### BRIEF
Keep every word of the entries and print them exactly; the pictures stay out.

START RECORDS FOR THIS TASK

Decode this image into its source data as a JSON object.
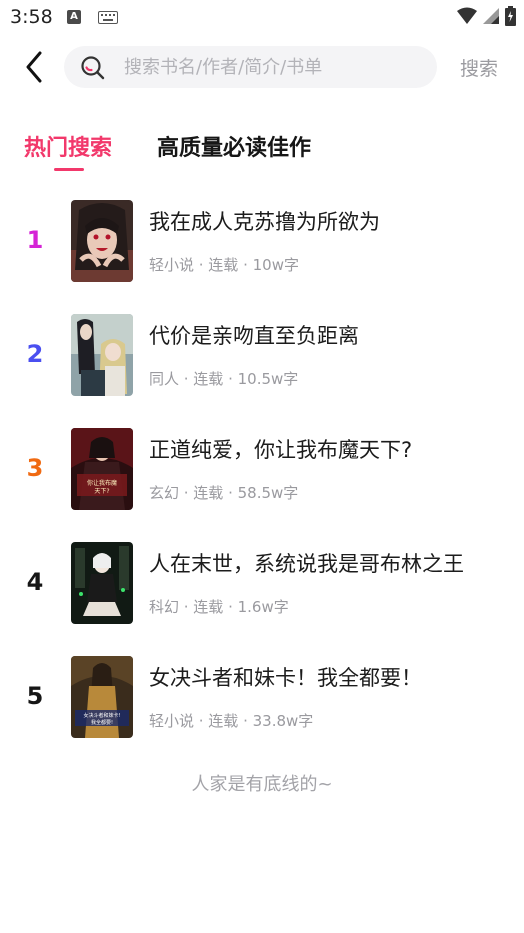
{
  "status_bar": {
    "time": "3:58",
    "a_badge": "A"
  },
  "search": {
    "placeholder": "搜索书名/作者/简介/书单",
    "button_label": "搜索"
  },
  "tabs": [
    {
      "label": "热门搜索",
      "active": true
    },
    {
      "label": "高质量必读佳作",
      "active": false
    }
  ],
  "colors": {
    "accent": "#f2386b",
    "rank1": "#d524d6",
    "rank2": "#4a4ff0",
    "rank3": "#f06a12",
    "rank_default": "#161616"
  },
  "books": [
    {
      "rank": "1",
      "title": "我在成人克苏撸为所欲为",
      "meta": "轻小说 · 连载 · 10w字"
    },
    {
      "rank": "2",
      "title": "代价是亲吻直至负距离",
      "meta": "同人 · 连载 · 10.5w字"
    },
    {
      "rank": "3",
      "title": "正道纯爱，你让我布魔天下?",
      "meta": "玄幻 · 连载 · 58.5w字",
      "cover_text": "你让我布魔天下?"
    },
    {
      "rank": "4",
      "title": "人在末世，系统说我是哥布林之王",
      "meta": "科幻 · 连载 · 1.6w字"
    },
    {
      "rank": "5",
      "title": "女决斗者和妹卡！我全都要！",
      "meta": "轻小说 · 连载 · 33.8w字",
      "cover_text": "女决斗者和妹卡! 我全都要!"
    }
  ],
  "footer": "人家是有底线的~"
}
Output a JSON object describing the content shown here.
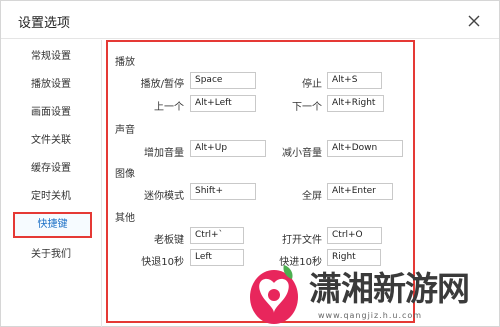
{
  "dialog": {
    "title": "设置选项"
  },
  "sidebar": {
    "items": [
      {
        "label": "常规设置"
      },
      {
        "label": "播放设置"
      },
      {
        "label": "画面设置"
      },
      {
        "label": "文件关联"
      },
      {
        "label": "缓存设置"
      },
      {
        "label": "定时关机"
      },
      {
        "label": "快捷键",
        "active": true
      },
      {
        "label": "关于我们"
      }
    ]
  },
  "hotkeys": {
    "sections": [
      "播放",
      "声音",
      "图像",
      "其他"
    ],
    "items": [
      {
        "label": "播放/暂停",
        "value": "Space"
      },
      {
        "label": "停止",
        "value": "Alt+S"
      },
      {
        "label": "上一个",
        "value": "Alt+Left"
      },
      {
        "label": "下一个",
        "value": "Alt+Right"
      },
      {
        "label": "增加音量",
        "value": "Alt+Up"
      },
      {
        "label": "减小音量",
        "value": "Alt+Down"
      },
      {
        "label": "迷你模式",
        "value": "Shift+"
      },
      {
        "label": "全屏",
        "value": "Alt+Enter"
      },
      {
        "label": "老板键",
        "value": "Ctrl+`"
      },
      {
        "label": "打开文件",
        "value": "Ctrl+O"
      },
      {
        "label": "快退10秒",
        "value": "Left"
      },
      {
        "label": "快进10秒",
        "value": "Right"
      }
    ]
  },
  "watermark": {
    "text": "潇湘新游网",
    "url": "www.qangjiz.h.u.com"
  },
  "colors": {
    "accent_red": "#e53935",
    "active_text": "#1a6fc6"
  },
  "icons": {
    "close": "close-icon"
  }
}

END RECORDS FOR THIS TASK

### RESULT
Decode this image into its source data as a JSON object.
{
  "status_bar": {
    "time": "3:58",
    "a_badge": "A"
  },
  "search": {
    "placeholder": "搜索书名/作者/简介/书单",
    "button_label": "搜索"
  },
  "tabs": [
    {
      "label": "热门搜索",
      "active": true
    },
    {
      "label": "高质量必读佳作",
      "active": false
    }
  ],
  "colors": {
    "accent": "#f2386b",
    "rank1": "#d524d6",
    "rank2": "#4a4ff0",
    "rank3": "#f06a12",
    "rank_default": "#161616"
  },
  "books": [
    {
      "rank": "1",
      "title": "我在成人克苏撸为所欲为",
      "meta": "轻小说 · 连载 · 10w字"
    },
    {
      "rank": "2",
      "title": "代价是亲吻直至负距离",
      "meta": "同人 · 连载 · 10.5w字"
    },
    {
      "rank": "3",
      "title": "正道纯爱，你让我布魔天下?",
      "meta": "玄幻 · 连载 · 58.5w字",
      "cover_text": "你让我布魔天下?"
    },
    {
      "rank": "4",
      "title": "人在末世，系统说我是哥布林之王",
      "meta": "科幻 · 连载 · 1.6w字"
    },
    {
      "rank": "5",
      "title": "女决斗者和妹卡！我全都要！",
      "meta": "轻小说 · 连载 · 33.8w字",
      "cover_text": "女决斗者和妹卡! 我全都要!"
    }
  ],
  "footer": "人家是有底线的~"
}
Output a JSON object describing the content shown here.
{
  "dialog": {
    "title": "设置选项"
  },
  "sidebar": {
    "items": [
      {
        "label": "常规设置"
      },
      {
        "label": "播放设置"
      },
      {
        "label": "画面设置"
      },
      {
        "label": "文件关联"
      },
      {
        "label": "缓存设置"
      },
      {
        "label": "定时关机"
      },
      {
        "label": "快捷键",
        "active": true
      },
      {
        "label": "关于我们"
      }
    ]
  },
  "hotkeys": {
    "sections": [
      "播放",
      "声音",
      "图像",
      "其他"
    ],
    "items": [
      {
        "label": "播放/暂停",
        "value": "Space"
      },
      {
        "label": "停止",
        "value": "Alt+S"
      },
      {
        "label": "上一个",
        "value": "Alt+Left"
      },
      {
        "label": "下一个",
        "value": "Alt+Right"
      },
      {
        "label": "增加音量",
        "value": "Alt+Up"
      },
      {
        "label": "减小音量",
        "value": "Alt+Down"
      },
      {
        "label": "迷你模式",
        "value": "Shift+"
      },
      {
        "label": "全屏",
        "value": "Alt+Enter"
      },
      {
        "label": "老板键",
        "value": "Ctrl+`"
      },
      {
        "label": "打开文件",
        "value": "Ctrl+O"
      },
      {
        "label": "快退10秒",
        "value": "Left"
      },
      {
        "label": "快进10秒",
        "value": "Right"
      }
    ]
  },
  "watermark": {
    "text": "潇湘新游网",
    "url": "www.qangjiz.h.u.com"
  },
  "colors": {
    "accent_red": "#e53935",
    "active_text": "#1a6fc6"
  },
  "icons": {
    "close": "close-icon"
  }
}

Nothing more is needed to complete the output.